Restate all of the records below exactly. Do not carry over any image.

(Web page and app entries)

-.-.-

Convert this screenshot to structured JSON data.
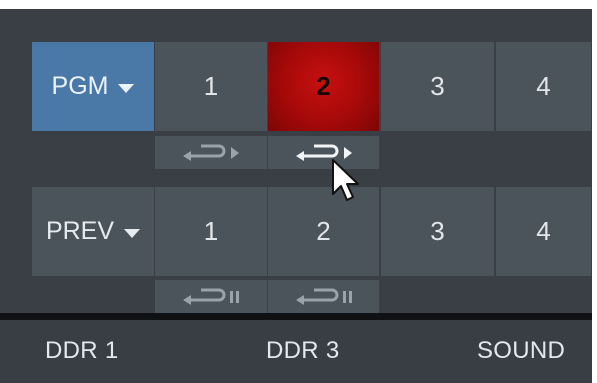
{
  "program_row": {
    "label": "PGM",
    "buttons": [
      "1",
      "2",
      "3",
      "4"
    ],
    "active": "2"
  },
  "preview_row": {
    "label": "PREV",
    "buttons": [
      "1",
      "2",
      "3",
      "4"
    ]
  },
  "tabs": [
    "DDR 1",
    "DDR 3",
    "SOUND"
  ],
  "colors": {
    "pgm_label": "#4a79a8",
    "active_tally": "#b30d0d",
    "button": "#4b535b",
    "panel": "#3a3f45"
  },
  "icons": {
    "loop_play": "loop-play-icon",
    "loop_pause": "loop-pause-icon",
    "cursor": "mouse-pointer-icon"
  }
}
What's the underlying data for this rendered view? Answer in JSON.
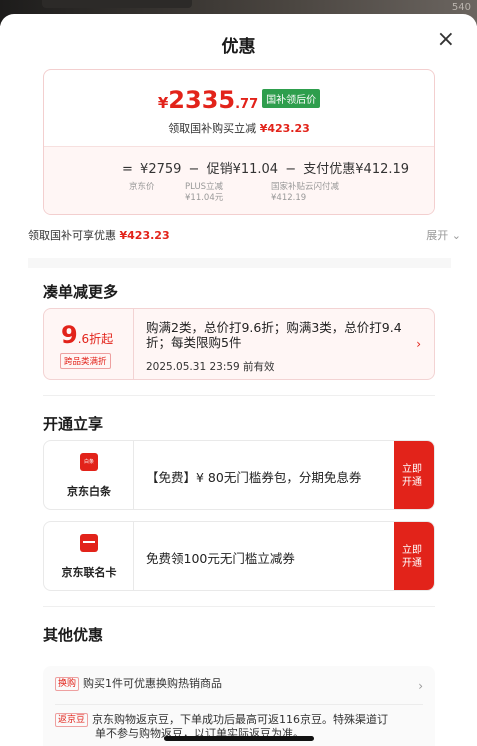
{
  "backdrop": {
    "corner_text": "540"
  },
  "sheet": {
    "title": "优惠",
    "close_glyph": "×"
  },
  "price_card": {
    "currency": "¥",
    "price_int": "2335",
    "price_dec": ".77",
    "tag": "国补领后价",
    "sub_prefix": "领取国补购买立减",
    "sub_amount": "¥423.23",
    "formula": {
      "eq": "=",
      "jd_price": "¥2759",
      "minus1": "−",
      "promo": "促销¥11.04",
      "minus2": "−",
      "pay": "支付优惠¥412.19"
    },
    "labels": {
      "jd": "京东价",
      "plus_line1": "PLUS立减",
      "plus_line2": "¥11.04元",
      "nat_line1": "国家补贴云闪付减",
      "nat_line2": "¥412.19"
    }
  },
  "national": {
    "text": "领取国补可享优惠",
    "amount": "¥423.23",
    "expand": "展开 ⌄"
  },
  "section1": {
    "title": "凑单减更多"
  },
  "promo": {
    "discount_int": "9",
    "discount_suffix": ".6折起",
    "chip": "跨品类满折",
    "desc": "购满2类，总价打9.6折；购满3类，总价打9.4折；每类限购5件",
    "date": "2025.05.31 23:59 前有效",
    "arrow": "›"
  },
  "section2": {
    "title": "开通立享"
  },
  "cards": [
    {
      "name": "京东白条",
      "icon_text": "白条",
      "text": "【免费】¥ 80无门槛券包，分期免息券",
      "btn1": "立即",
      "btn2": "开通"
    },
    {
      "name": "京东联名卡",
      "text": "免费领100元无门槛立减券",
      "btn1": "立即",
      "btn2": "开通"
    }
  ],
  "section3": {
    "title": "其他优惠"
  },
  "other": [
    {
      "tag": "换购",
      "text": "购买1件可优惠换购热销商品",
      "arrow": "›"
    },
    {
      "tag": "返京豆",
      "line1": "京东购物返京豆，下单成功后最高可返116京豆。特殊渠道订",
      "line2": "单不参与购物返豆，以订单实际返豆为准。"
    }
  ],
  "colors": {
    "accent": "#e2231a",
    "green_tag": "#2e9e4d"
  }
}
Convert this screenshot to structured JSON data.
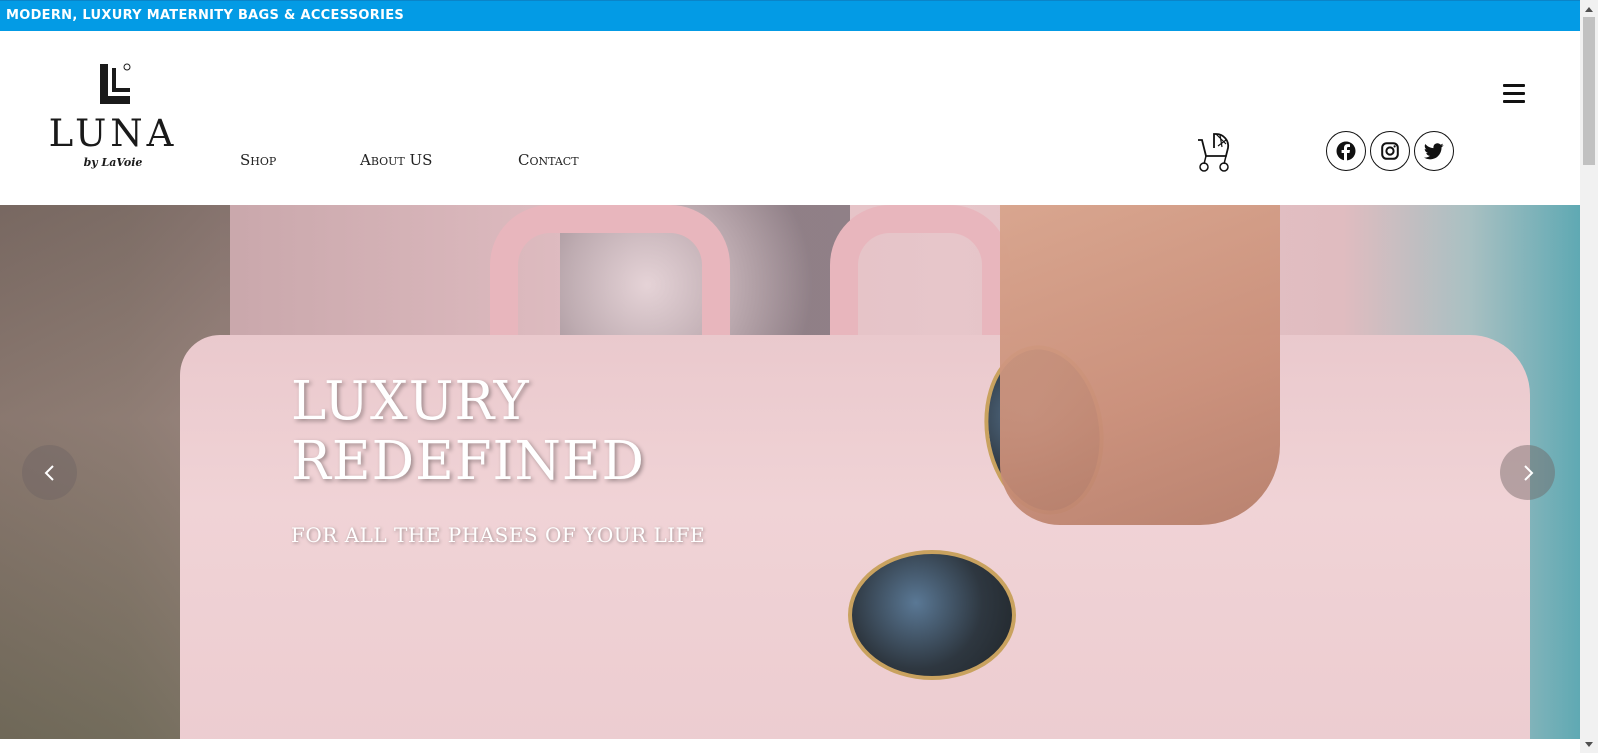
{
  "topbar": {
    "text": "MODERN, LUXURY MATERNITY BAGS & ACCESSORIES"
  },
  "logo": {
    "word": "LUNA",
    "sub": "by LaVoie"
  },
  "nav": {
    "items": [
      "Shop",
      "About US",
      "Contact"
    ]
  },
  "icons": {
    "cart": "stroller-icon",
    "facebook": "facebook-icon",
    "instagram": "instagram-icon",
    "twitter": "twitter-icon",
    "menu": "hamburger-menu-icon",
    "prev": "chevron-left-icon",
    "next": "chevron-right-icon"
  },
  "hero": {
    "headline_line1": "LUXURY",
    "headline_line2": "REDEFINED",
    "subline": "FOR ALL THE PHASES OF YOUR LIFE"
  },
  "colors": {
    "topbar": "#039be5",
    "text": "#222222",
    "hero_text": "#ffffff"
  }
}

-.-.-

* [Written answer]:
Convert this screenshot to structured JSON data.
{
  "program_row": {
    "label": "PGM",
    "buttons": [
      "1",
      "2",
      "3",
      "4"
    ],
    "active": "2"
  },
  "preview_row": {
    "label": "PREV",
    "buttons": [
      "1",
      "2",
      "3",
      "4"
    ]
  },
  "tabs": [
    "DDR 1",
    "DDR 3",
    "SOUND"
  ],
  "colors": {
    "pgm_label": "#4a79a8",
    "active_tally": "#b30d0d",
    "button": "#4b535b",
    "panel": "#3a3f45"
  },
  "icons": {
    "loop_play": "loop-play-icon",
    "loop_pause": "loop-pause-icon",
    "cursor": "mouse-pointer-icon"
  }
}
What's the underlying data for this rendered view? Answer in JSON.
{
  "backdrop": {
    "corner_text": "540"
  },
  "sheet": {
    "title": "优惠",
    "close_glyph": "×"
  },
  "price_card": {
    "currency": "¥",
    "price_int": "2335",
    "price_dec": ".77",
    "tag": "国补领后价",
    "sub_prefix": "领取国补购买立减",
    "sub_amount": "¥423.23",
    "formula": {
      "eq": "=",
      "jd_price": "¥2759",
      "minus1": "−",
      "promo": "促销¥11.04",
      "minus2": "−",
      "pay": "支付优惠¥412.19"
    },
    "labels": {
      "jd": "京东价",
      "plus_line1": "PLUS立减",
      "plus_line2": "¥11.04元",
      "nat_line1": "国家补贴云闪付减",
      "nat_line2": "¥412.19"
    }
  },
  "national": {
    "text": "领取国补可享优惠",
    "amount": "¥423.23",
    "expand": "展开 ⌄"
  },
  "section1": {
    "title": "凑单减更多"
  },
  "promo": {
    "discount_int": "9",
    "discount_suffix": ".6折起",
    "chip": "跨品类满折",
    "desc": "购满2类，总价打9.6折；购满3类，总价打9.4折；每类限购5件",
    "date": "2025.05.31 23:59 前有效",
    "arrow": "›"
  },
  "section2": {
    "title": "开通立享"
  },
  "cards": [
    {
      "name": "京东白条",
      "icon_text": "白条",
      "text": "【免费】¥ 80无门槛券包，分期免息券",
      "btn1": "立即",
      "btn2": "开通"
    },
    {
      "name": "京东联名卡",
      "text": "免费领100元无门槛立减券",
      "btn1": "立即",
      "btn2": "开通"
    }
  ],
  "section3": {
    "title": "其他优惠"
  },
  "other": [
    {
      "tag": "换购",
      "text": "购买1件可优惠换购热销商品",
      "arrow": "›"
    },
    {
      "tag": "返京豆",
      "line1": "京东购物返京豆，下单成功后最高可返116京豆。特殊渠道订",
      "line2": "单不参与购物返豆，以订单实际返豆为准。"
    }
  ],
  "colors": {
    "accent": "#e2231a",
    "green_tag": "#2e9e4d"
  }
}
Convert this screenshot to structured JSON data.
{
  "topbar": {
    "text": "MODERN, LUXURY MATERNITY BAGS & ACCESSORIES"
  },
  "logo": {
    "word": "LUNA",
    "sub": "by LaVoie"
  },
  "nav": {
    "items": [
      "Shop",
      "About US",
      "Contact"
    ]
  },
  "icons": {
    "cart": "stroller-icon",
    "facebook": "facebook-icon",
    "instagram": "instagram-icon",
    "twitter": "twitter-icon",
    "menu": "hamburger-menu-icon",
    "prev": "chevron-left-icon",
    "next": "chevron-right-icon"
  },
  "hero": {
    "headline_line1": "LUXURY",
    "headline_line2": "REDEFINED",
    "subline": "FOR ALL THE PHASES OF YOUR LIFE"
  },
  "colors": {
    "topbar": "#039be5",
    "text": "#222222",
    "hero_text": "#ffffff"
  }
}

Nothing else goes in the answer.